From the material beneath, pull every line with the word "name".
======
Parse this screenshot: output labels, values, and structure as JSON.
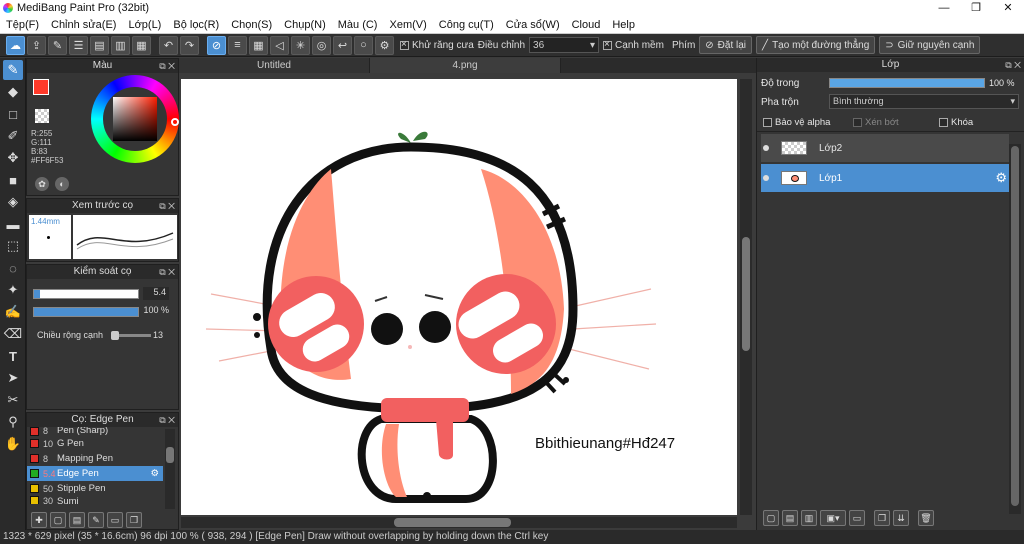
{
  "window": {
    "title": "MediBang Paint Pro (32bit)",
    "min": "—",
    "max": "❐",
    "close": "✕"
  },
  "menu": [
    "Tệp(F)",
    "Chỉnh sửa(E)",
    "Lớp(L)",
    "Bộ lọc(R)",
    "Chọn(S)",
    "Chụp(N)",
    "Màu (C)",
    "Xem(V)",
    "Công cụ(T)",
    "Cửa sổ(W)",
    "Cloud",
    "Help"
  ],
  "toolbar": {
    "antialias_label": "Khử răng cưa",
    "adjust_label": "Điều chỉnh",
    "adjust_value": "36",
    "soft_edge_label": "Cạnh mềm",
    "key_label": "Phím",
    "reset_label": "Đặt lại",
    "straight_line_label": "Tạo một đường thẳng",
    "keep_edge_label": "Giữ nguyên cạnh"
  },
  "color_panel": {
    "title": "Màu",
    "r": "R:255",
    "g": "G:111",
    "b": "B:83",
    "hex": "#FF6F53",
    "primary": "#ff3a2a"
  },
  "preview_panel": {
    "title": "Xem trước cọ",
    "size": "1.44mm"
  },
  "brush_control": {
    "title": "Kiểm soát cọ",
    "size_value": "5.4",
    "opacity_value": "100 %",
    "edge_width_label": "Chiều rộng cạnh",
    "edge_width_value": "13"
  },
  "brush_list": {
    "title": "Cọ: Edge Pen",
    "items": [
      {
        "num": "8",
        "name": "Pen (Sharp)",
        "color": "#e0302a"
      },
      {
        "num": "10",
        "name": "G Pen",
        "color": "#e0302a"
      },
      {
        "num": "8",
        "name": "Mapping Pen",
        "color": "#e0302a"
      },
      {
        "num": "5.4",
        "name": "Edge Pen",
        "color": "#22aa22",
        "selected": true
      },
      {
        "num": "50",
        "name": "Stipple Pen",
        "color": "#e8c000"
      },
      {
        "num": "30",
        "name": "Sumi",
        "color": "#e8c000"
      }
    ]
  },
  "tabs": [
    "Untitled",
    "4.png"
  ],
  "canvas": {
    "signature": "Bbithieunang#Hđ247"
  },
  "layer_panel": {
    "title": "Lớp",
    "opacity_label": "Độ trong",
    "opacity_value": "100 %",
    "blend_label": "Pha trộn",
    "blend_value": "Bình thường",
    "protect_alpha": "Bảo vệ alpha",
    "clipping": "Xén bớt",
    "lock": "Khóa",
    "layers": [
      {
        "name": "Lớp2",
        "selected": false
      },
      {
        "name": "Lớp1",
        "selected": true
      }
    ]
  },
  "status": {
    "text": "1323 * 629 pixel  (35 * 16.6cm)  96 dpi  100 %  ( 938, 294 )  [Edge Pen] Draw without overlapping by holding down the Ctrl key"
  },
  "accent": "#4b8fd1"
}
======
RESULT BELOW
        "name": "Pen (Sharp)",
        "name": "G Pen",
        "name": "Mapping Pen",
        "name": "Edge Pen",
        "name": "Stipple Pen",
        "name": "Sumi",
        "name": "Lớp2",
        "name": "Lớp1",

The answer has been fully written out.